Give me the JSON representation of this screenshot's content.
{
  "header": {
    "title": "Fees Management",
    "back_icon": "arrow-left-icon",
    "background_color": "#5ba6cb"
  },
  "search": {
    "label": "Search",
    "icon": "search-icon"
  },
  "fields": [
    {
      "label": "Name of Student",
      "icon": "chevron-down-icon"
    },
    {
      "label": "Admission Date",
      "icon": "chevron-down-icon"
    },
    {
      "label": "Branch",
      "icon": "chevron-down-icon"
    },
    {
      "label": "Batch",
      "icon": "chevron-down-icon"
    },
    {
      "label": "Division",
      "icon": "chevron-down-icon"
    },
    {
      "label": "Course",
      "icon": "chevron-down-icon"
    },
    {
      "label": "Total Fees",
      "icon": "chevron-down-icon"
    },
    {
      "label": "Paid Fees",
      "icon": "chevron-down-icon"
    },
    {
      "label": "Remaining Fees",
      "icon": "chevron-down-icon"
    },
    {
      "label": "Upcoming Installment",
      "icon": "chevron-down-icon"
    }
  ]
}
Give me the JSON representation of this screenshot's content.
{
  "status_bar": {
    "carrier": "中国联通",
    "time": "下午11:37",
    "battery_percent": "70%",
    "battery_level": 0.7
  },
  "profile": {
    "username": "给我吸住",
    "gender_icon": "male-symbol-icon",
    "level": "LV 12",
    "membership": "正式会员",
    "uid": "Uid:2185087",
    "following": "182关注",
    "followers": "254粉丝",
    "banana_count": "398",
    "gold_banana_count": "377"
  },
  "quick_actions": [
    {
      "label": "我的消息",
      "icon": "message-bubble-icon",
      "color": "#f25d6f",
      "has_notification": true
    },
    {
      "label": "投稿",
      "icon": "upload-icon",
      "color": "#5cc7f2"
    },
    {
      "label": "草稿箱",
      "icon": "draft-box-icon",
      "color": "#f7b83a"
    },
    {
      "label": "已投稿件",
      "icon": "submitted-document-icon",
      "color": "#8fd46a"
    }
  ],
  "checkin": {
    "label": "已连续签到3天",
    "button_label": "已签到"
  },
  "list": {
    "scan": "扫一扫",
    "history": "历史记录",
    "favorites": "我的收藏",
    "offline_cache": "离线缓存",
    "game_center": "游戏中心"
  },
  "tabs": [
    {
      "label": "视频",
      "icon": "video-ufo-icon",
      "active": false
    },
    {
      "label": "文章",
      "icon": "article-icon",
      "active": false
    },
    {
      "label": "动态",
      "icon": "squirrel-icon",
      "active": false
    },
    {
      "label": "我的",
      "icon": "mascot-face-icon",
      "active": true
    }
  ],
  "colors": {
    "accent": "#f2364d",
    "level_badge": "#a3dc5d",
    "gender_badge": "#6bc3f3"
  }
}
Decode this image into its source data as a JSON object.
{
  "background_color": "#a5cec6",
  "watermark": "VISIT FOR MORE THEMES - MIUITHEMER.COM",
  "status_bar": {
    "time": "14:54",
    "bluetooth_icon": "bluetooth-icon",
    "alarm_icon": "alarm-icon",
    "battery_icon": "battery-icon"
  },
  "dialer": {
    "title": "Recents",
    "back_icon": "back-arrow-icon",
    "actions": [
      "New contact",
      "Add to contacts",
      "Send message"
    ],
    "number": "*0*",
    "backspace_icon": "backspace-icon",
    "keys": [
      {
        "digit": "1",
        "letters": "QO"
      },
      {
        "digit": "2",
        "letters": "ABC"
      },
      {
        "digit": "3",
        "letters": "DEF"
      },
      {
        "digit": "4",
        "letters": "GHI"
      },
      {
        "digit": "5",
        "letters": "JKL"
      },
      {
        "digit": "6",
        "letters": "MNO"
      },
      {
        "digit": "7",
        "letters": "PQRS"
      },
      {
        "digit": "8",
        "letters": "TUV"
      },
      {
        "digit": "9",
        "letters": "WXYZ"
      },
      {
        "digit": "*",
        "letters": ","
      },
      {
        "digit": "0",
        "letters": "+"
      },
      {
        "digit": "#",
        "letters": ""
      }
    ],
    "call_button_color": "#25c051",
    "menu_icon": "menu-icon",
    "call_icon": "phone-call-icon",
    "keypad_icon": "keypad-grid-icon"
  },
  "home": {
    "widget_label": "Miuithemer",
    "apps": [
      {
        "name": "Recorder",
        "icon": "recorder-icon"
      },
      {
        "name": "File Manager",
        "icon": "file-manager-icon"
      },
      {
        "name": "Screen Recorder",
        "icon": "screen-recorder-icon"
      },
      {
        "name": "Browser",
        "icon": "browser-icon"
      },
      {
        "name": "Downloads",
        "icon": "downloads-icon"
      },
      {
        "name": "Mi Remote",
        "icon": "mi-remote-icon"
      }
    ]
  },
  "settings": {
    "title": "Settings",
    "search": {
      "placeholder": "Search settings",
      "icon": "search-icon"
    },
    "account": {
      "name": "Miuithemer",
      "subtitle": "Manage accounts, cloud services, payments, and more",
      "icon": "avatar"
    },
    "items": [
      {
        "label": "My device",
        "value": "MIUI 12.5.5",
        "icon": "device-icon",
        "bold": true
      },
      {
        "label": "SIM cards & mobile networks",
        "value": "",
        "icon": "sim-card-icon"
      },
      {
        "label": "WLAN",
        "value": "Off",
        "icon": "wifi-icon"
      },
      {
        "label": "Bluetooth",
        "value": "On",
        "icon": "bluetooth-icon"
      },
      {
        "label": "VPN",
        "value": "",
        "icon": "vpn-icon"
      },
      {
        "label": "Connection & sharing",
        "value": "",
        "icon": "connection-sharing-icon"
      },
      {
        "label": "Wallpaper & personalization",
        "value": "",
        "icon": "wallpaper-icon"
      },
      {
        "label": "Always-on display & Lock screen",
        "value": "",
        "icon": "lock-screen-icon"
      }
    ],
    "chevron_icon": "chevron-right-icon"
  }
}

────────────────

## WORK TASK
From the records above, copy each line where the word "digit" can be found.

## OUTPUT
        "digit": "1",
        "digit": "2",
        "digit": "3",
        "digit": "4",
        "digit": "5",
        "digit": "6",
        "digit": "7",
        "digit": "8",
        "digit": "9",
        "digit": "*",
        "digit": "0",
        "digit": "#",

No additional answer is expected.